Since discovering the writings of Christopher Hitchens in the pages of The Nation (before he had a post 9/11 hissyfit and stomped off its pages) many years ago, I’ve had an odd relationship with him as a reader, mixed with admiration and disappointment.
Given his passing, I’ve found myself revisiting these feelings, and offer the following thoughts for whatever they might be worth . . .
First, cancer can suck it.
Second, seriously, cancer can suck it. Hard.
Third, my ambivalent feelings about Hitchens come in part from the mixed bag of his political positions. Yes, Kissinger did criminal things. But the man who made the case against Kissinger turns around and supports an illegal and immoral war in Iraq? Yes, waterboarding is obviously torture. But Bush deserved reelection?
That, however, is garden-variety differences in opinion on specific issues. I feel a bit more conflicted about Hitchens because (I think) of a deeper disconnect. On one hand, I admire his rhetorical skill greatly, as well as his willingness to take on conventional wisdom. But on the other, I found myself turned off by what I felt was too often a boorish and bullying style when he turned his sites on targets that, while perhaps in need of criticism, also called for a more nuanced approach than Hitchens was willing or able to deliver.
Take, for example, his infamous skewering of Mother Teresa. On one hand, it’s probably good to cast a skeptical eye on figures in society who seem beyond reproach and ask if our unqualified praise is merited.
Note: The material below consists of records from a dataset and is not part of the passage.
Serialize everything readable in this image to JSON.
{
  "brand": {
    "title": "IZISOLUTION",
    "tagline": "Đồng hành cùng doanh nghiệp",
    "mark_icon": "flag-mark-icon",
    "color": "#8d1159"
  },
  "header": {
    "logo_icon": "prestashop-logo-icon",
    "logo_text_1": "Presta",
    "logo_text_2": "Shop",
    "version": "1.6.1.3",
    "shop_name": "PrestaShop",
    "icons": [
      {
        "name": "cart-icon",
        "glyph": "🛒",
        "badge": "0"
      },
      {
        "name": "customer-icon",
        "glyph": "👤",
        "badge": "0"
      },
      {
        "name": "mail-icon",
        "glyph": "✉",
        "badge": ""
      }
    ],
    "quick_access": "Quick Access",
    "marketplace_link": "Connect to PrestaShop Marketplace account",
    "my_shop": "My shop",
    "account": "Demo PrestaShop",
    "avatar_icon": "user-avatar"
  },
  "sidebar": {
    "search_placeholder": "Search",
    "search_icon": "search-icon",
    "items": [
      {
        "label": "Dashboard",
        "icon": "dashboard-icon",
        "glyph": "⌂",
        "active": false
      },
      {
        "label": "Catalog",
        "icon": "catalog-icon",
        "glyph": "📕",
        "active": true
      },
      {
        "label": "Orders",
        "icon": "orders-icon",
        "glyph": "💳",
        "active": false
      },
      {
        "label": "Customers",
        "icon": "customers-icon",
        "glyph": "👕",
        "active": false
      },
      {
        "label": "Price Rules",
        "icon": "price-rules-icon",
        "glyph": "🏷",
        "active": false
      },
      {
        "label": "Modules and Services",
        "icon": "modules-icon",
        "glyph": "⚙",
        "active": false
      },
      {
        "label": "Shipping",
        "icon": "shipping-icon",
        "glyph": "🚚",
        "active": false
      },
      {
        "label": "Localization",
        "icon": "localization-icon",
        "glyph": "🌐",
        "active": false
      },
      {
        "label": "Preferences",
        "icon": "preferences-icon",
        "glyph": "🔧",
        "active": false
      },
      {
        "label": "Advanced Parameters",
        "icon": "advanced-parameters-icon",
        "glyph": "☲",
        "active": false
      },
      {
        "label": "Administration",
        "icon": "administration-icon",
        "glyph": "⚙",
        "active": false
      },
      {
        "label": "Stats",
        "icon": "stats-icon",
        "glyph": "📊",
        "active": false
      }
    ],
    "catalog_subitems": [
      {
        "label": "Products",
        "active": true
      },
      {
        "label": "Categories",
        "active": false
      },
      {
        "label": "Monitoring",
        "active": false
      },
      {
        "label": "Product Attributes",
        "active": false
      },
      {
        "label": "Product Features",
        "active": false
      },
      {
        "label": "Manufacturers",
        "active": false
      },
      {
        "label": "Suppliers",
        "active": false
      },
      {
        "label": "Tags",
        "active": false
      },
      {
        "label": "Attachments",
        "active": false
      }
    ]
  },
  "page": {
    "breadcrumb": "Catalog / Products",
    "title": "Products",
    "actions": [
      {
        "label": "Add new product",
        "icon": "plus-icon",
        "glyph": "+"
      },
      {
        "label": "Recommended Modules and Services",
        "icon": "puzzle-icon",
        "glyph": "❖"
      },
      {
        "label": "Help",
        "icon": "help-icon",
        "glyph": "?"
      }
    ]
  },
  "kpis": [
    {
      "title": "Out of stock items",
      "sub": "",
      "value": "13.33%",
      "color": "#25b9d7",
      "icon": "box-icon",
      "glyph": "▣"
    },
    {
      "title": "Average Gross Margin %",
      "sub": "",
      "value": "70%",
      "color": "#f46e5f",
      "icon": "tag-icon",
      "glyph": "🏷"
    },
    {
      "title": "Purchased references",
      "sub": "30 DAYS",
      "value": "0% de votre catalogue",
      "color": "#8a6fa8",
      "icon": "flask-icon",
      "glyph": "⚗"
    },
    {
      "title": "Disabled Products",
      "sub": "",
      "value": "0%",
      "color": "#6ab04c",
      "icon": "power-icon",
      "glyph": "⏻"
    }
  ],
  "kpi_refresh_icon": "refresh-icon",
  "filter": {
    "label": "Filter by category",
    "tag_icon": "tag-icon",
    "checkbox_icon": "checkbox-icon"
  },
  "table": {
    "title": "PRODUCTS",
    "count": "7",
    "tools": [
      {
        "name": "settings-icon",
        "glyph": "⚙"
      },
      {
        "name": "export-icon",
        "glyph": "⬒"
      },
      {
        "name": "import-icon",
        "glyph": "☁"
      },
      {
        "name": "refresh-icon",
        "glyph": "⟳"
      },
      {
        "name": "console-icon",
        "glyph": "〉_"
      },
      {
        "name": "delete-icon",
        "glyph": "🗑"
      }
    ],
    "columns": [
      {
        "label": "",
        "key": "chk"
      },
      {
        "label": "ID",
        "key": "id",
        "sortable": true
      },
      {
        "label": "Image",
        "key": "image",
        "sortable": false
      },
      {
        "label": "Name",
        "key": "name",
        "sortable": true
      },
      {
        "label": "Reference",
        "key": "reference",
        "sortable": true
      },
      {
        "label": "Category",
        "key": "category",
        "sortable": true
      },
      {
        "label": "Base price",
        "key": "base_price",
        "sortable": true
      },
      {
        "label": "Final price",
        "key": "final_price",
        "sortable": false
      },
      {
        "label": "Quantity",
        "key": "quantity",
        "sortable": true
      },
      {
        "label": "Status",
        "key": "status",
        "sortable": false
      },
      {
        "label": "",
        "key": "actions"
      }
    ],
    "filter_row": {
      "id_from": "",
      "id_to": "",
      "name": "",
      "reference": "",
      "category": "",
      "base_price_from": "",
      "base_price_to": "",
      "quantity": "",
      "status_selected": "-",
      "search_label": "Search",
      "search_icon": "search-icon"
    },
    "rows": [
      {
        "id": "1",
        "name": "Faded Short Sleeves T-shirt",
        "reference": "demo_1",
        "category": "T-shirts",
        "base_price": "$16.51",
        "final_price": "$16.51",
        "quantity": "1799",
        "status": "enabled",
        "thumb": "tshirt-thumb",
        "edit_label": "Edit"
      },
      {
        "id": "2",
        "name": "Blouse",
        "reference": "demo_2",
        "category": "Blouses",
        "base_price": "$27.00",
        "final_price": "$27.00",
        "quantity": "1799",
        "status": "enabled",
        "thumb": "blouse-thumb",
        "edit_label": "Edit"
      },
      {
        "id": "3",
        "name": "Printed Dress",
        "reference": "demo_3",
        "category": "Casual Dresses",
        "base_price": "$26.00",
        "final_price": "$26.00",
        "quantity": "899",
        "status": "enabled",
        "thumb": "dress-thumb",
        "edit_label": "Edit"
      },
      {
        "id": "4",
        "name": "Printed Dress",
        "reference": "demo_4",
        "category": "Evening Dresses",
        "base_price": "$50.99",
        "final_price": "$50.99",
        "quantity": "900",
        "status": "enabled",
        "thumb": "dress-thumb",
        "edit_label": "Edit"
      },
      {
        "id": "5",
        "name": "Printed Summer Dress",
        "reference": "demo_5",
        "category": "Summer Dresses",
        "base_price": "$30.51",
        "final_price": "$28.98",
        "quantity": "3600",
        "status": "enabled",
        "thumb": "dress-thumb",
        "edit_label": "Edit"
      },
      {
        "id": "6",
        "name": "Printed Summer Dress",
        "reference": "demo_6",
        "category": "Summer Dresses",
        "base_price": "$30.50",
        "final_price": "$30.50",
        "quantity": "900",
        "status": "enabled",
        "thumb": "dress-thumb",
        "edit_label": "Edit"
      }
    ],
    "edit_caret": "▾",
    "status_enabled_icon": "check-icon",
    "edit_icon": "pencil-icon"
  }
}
Is it possible that, in celebrating the alleged virtues of poverty and championing policies of the Catholic Church (e.g. no contraception), Mother Theresa at times did and said things that might have run counter to her professed mission to help the poor? I don’t know, but it’s a question worth asking. On the other hand, to lambaste the woman as a “fanatic, fundamentalist, and a fraud” is like lighting a candle with a flamethrower: obscene overkill lacking any careful use of that quality Hitchens professed be committed to—reason.
It was that needlessly bombastic, pugilistic rhetorical style that made me feel a bit uncomfortable even when I found myself in general agreement with him. It’s also what made his career, so I can’t say that he would have been better off taking a more nuanced approach to his topics, but I felt he sometimes gave “reason” and “intellect” a bad name by wielding them like a Bowie knife rather than a scalpel.